[AVAILABLE RECORDS]

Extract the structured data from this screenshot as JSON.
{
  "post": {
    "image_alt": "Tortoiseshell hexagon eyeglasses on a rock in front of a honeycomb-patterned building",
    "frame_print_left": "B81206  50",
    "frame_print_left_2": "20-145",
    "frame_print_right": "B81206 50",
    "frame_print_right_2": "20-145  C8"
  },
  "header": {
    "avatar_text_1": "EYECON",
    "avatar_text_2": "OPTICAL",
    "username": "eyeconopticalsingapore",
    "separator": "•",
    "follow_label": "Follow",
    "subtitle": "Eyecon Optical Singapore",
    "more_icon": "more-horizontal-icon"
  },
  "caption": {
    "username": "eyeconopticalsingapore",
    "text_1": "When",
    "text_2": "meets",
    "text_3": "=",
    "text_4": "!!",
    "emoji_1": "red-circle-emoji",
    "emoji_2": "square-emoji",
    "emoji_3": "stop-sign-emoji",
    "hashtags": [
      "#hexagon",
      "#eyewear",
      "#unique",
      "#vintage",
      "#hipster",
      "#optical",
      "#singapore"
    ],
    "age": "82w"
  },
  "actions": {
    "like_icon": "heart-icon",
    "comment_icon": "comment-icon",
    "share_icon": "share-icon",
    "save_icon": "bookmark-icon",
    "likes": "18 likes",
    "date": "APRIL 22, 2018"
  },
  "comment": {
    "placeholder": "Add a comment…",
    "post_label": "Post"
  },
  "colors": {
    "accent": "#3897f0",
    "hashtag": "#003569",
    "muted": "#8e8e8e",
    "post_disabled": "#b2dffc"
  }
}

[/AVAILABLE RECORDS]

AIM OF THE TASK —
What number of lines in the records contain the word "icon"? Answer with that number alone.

RESPONSE —
5